Start of SOURCE INFORMATION
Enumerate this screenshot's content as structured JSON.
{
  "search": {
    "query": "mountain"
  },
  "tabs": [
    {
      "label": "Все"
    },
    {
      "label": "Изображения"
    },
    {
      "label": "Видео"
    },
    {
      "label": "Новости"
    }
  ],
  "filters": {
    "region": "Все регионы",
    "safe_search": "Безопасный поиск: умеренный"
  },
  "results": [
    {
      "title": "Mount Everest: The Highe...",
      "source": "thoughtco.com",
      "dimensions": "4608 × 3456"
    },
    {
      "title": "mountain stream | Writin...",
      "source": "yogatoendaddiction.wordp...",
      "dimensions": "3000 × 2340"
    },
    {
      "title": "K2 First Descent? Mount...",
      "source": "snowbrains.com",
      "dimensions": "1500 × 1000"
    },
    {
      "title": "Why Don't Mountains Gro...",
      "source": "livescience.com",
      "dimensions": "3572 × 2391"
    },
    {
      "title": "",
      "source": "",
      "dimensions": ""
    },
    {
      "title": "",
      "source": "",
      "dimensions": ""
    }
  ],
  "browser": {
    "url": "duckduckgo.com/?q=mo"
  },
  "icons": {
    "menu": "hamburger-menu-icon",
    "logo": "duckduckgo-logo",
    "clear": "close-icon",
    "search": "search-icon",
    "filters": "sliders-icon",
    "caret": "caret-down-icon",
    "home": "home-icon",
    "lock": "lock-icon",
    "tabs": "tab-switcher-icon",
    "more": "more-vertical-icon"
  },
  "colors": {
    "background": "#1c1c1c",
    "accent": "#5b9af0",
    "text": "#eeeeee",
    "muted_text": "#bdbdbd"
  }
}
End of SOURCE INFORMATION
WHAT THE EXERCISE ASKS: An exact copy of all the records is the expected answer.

OUTPUT FOR THIS TASK:
Enumerate this screenshot's content as structured JSON.
{
  "search": {
    "query": "mountain"
  },
  "tabs": [
    {
      "label": "Все"
    },
    {
      "label": "Изображения"
    },
    {
      "label": "Видео"
    },
    {
      "label": "Новости"
    }
  ],
  "filters": {
    "region": "Все регионы",
    "safe_search": "Безопасный поиск: умеренный"
  },
  "results": [
    {
      "title": "Mount Everest: The Highe...",
      "source": "thoughtco.com",
      "dimensions": "4608 × 3456"
    },
    {
      "title": "mountain stream | Writin...",
      "source": "yogatoendaddiction.wordp...",
      "dimensions": "3000 × 2340"
    },
    {
      "title": "K2 First Descent? Mount...",
      "source": "snowbrains.com",
      "dimensions": "1500 × 1000"
    },
    {
      "title": "Why Don't Mountains Gro...",
      "source": "livescience.com",
      "dimensions": "3572 × 2391"
    },
    {
      "title": "",
      "source": "",
      "dimensions": ""
    },
    {
      "title": "",
      "source": "",
      "dimensions": ""
    }
  ],
  "browser": {
    "url": "duckduckgo.com/?q=mo"
  },
  "icons": {
    "menu": "hamburger-menu-icon",
    "logo": "duckduckgo-logo",
    "clear": "close-icon",
    "search": "search-icon",
    "filters": "sliders-icon",
    "caret": "caret-down-icon",
    "home": "home-icon",
    "lock": "lock-icon",
    "tabs": "tab-switcher-icon",
    "more": "more-vertical-icon"
  },
  "colors": {
    "background": "#1c1c1c",
    "accent": "#5b9af0",
    "text": "#eeeeee",
    "muted_text": "#bdbdbd"
  }
}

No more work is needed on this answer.